[Items from an interface collection]
▼

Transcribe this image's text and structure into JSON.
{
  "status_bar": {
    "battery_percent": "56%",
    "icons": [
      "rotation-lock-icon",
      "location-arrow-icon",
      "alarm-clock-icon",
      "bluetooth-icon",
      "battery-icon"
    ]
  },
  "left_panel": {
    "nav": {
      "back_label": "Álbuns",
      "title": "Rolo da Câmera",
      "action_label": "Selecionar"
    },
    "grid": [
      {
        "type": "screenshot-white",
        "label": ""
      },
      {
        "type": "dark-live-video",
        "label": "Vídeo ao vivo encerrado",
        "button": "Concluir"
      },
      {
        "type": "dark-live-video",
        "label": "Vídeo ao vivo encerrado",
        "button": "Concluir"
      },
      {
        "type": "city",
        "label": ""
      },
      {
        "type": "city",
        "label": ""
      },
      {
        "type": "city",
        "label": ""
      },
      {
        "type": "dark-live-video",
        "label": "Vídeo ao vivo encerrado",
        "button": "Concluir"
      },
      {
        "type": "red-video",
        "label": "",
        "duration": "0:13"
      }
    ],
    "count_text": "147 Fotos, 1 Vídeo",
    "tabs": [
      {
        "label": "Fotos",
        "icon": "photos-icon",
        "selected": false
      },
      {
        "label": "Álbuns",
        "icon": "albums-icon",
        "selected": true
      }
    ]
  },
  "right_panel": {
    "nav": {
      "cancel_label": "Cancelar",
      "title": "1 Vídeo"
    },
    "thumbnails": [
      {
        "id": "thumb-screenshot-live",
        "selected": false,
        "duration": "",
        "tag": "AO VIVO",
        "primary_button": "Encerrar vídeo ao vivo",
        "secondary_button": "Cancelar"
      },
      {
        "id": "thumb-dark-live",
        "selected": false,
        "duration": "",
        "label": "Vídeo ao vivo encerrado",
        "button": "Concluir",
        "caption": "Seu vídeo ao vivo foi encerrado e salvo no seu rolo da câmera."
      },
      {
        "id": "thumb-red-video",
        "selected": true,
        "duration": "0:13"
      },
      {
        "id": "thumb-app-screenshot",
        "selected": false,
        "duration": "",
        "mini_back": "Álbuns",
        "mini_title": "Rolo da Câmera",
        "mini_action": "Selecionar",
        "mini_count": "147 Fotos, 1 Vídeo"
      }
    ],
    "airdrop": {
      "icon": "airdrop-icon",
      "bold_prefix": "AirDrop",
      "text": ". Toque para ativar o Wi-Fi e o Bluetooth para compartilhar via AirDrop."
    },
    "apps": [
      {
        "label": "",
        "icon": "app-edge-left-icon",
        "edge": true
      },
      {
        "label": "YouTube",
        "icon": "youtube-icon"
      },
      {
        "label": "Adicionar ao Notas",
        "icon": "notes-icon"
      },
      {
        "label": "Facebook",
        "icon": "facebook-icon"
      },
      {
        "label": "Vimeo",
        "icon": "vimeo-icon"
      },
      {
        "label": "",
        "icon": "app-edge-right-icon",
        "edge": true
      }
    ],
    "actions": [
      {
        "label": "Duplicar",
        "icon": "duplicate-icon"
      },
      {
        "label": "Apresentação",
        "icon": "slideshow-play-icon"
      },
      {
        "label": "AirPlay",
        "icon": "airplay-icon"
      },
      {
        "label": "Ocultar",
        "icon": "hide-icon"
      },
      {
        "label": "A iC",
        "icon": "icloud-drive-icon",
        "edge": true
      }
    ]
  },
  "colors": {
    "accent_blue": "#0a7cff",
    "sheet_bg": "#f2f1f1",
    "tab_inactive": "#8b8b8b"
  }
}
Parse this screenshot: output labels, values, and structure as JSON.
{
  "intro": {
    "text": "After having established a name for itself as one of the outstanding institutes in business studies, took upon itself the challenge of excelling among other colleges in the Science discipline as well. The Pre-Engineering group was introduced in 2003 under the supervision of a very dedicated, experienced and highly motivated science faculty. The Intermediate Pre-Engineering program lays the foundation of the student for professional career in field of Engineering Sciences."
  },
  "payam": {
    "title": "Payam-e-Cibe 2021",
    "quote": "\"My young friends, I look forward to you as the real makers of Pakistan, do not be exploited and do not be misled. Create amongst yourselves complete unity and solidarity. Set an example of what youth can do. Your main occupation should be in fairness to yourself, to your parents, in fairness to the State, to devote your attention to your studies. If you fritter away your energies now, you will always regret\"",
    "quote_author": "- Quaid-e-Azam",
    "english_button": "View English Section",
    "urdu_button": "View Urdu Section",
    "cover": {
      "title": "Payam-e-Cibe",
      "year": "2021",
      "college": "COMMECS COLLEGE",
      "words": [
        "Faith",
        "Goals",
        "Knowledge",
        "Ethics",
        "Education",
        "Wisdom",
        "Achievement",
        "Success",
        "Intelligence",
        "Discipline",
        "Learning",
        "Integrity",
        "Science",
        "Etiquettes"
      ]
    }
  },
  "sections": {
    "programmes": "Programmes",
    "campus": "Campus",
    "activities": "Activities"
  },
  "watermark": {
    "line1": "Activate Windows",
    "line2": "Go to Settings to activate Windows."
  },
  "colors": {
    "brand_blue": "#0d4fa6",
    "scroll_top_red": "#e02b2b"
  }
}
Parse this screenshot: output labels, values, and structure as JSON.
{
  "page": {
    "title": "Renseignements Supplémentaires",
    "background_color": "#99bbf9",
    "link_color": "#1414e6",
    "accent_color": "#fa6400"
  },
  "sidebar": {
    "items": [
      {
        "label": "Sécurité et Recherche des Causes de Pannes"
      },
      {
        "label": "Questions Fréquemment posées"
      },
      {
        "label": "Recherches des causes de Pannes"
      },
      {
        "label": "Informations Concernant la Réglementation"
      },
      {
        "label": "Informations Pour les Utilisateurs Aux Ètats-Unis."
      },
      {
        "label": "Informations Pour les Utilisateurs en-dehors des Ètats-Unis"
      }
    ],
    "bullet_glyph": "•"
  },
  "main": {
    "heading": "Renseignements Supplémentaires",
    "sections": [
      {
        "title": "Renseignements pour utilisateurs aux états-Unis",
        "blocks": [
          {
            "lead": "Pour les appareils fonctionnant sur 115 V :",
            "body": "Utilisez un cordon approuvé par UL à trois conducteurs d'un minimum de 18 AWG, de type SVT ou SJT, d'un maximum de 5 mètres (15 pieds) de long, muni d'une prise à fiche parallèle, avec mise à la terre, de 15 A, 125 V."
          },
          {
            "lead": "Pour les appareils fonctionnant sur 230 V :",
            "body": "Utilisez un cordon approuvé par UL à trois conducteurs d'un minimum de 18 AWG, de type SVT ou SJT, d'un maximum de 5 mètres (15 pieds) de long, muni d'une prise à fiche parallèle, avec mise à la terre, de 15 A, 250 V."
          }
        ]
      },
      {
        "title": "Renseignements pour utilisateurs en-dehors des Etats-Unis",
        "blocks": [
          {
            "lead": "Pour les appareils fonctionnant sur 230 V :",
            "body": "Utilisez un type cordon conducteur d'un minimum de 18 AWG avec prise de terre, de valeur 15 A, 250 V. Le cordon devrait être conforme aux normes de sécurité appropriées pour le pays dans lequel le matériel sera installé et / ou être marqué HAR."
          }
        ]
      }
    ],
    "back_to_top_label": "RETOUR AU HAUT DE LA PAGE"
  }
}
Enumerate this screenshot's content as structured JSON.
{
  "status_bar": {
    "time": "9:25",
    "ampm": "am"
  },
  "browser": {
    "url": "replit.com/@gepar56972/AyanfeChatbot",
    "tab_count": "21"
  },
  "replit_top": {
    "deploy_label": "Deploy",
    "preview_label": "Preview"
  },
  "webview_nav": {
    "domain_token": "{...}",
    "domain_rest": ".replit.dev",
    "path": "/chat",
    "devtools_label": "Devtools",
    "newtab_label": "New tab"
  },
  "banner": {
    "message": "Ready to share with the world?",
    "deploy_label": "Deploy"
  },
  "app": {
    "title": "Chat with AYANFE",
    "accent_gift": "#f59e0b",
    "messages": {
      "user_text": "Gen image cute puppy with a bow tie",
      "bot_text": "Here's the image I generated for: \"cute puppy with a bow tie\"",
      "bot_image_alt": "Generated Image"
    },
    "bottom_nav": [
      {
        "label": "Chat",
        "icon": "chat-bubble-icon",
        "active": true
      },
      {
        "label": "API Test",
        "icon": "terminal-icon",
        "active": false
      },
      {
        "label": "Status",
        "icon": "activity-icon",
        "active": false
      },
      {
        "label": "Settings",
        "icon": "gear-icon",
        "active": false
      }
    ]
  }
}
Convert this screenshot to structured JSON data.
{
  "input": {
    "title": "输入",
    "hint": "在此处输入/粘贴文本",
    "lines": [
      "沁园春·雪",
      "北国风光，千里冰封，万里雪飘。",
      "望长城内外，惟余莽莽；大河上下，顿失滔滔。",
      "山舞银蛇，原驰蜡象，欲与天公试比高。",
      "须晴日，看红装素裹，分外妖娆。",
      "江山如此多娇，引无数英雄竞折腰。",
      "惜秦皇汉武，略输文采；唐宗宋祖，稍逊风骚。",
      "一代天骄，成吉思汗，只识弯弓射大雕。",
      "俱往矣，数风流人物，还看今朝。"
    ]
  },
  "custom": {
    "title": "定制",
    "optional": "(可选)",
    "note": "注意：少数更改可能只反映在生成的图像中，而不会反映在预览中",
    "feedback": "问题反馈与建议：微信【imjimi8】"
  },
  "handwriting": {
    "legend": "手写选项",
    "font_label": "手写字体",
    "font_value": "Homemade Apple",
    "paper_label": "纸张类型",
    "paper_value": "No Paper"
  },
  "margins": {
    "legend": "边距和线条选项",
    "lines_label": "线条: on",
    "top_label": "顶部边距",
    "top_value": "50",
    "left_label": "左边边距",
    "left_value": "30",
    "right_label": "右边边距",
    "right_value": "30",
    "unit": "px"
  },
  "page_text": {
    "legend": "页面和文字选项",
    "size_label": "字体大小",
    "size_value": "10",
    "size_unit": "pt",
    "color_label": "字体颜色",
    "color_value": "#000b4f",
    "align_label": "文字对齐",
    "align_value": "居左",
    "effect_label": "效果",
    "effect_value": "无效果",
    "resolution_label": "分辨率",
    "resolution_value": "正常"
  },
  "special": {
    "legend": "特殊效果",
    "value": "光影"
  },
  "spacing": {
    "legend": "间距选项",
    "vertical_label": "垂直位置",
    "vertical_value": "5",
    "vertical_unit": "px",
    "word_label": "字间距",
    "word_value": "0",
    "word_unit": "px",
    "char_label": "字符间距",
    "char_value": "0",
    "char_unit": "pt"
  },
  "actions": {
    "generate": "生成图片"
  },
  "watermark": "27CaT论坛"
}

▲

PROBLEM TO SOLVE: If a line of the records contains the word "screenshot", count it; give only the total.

EXERCISE OUTPUT: 7